Gershom Gorenberg writes, “Voices of resistance, thank God, are growing. Israelis, with Holocaust survivors among them, are signing up to shelter African refugees in their homes. An online campaign is urging pilots not to fly deportees. The board of the Ghetto Fighters’ House, a Holocaust museum, has called on the government to reverse its decision… What drives the protest is the realization that the world refused refuge not just to Jews, but to human beings. Jewish history and Judaism obligate us to behave differently. This is an Israeli political battle, but outside voices matter. Some Jewish groups in the United States have protested the expulsions. More should, and do so more loudly.”
The Israeli military is to take security control of neighborhoods over the security barrier in East Jerusalem as part of its redeployment to the area known as the ‘Jerusalem envelope,’ due to issues surrounding security and cooperation with police in these areas.
Bill requiring Israeli flag at public events advances in Knesset, Times of Israel
A bill that would make featuring the Israeli flag mandatory at public events passed a first reading in the Knesset plenum early Tuesday, drawing the ire of opposition members who decried it as an “attempt to educate the Arab community.”
Senior Hamas official dies three weeks after suffering gunshot wound, Times of Israel
A senior Hamas official who suffered critical gunshot injuries three weeks ago in his home in the Gaza Strip was pronounced dead on Tuesday, with a cloud of uncertainty still surrounding the incident.
Prime Minister Benjamin Netanyahu spoke on Sunday on the phone with Polish Prime Minister Mateusz Morawiecki. The two leaders agreed to open “immediate dialogue” in an attempt to solve a crisis that erupted over a Polish bill that seeks to criminalize linking Poland to Nazi war crimes in the Holocaust.
President Donald Trump’s decision to relocate the U.S. Embassy in Israel from Tel Aviv to Jerusalem did a “great service for peace,” Israeli Prime Minister Benjamin Netanyahu said in an interview on Sunday.
Israeli embassy in Jordan begins resuming operations, Times of Israel
Israel’s embassy in Amman is returning to regular operations after the two countries ended a crisis in relations over a deadly altercation last year at the embassy compound.

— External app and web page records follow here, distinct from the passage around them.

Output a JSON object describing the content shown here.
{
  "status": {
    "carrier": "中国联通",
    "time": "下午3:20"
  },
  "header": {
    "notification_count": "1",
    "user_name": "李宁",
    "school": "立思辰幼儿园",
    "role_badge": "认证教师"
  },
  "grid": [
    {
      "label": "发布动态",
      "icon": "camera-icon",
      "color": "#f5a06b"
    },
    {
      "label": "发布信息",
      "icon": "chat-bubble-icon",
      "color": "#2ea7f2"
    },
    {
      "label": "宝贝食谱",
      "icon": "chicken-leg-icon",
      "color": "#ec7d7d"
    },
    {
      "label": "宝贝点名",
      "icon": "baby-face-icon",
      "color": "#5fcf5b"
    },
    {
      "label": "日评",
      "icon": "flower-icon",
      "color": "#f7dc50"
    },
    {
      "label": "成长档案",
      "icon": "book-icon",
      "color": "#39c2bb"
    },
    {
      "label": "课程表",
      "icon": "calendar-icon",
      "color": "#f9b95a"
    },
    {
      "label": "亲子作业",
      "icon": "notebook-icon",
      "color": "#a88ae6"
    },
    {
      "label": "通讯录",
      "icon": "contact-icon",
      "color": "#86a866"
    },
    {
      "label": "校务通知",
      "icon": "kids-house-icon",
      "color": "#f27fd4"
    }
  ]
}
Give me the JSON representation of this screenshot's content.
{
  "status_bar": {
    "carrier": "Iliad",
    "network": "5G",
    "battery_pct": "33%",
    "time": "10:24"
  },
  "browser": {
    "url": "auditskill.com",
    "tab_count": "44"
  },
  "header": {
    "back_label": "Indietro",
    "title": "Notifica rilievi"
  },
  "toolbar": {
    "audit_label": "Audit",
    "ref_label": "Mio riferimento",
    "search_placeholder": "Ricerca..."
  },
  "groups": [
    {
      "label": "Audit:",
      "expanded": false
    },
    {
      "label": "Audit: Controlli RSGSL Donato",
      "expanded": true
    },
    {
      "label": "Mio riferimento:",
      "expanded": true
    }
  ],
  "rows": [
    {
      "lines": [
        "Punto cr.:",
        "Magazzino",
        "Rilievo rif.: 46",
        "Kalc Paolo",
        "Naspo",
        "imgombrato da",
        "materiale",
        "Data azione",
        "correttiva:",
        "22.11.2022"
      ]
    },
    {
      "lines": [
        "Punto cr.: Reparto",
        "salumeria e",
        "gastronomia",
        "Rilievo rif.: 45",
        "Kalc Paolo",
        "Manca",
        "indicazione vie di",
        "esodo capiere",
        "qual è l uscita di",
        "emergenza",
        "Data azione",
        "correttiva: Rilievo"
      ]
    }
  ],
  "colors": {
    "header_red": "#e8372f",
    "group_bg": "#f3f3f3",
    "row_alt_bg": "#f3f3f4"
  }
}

Orly Noy writes, “And yet, perhaps now more than ever it is important to remind ourselves that the asylum seeker issue, and the attempts to deport them to their deaths is not merely a humanitarian issue — it is a political one that is inextricably linked to the most fundamental definitions around which Israel has been shaped since its founding. That the State of Israel has no immigration policy apart from Jewish immigration is a political question with humanitarian implications — not only when it comes to African asylum seekers, but also in its treatment of a young Palestinian-Israeli who wants to marry a young woman from Hebron, and continue living in his home. The way Israel instrumentalizes its treatment of ‘the other’ — be it an Eritrean refugee or a Palestinian laborer at a checkpoint — is the result of a racist ideology that forms the political framework in which we live.”
Dana H. Allin and Steven Simon write, “Yet even with these changes in both societies, and the corrupting effects of permanent occupation, leaderships in both countries kept something of the founding ethic alive. Israeli prime ministers from Begin to Olmert sought peace, and one of them – Yitzhak Rabin – was murdered for his effort. Successive U.S. administrations, from Johnson to Obama, were partial to Israel in spite of its flaws, but they also were stewards of a liberal foreign-policy ethic that took Palestinian grievances seriously and expected Israel to negotiate an end to occupation. Until now. The current Israeli Prime Minister, who in his last election campaign warned Jewish backers that Israeli Arab citizens were voting in droves, has found his partner in an American president who spews invective against Muslims, Mexicans and women, and insists that his loss of the popular vote resulted from colossal voter fraud.”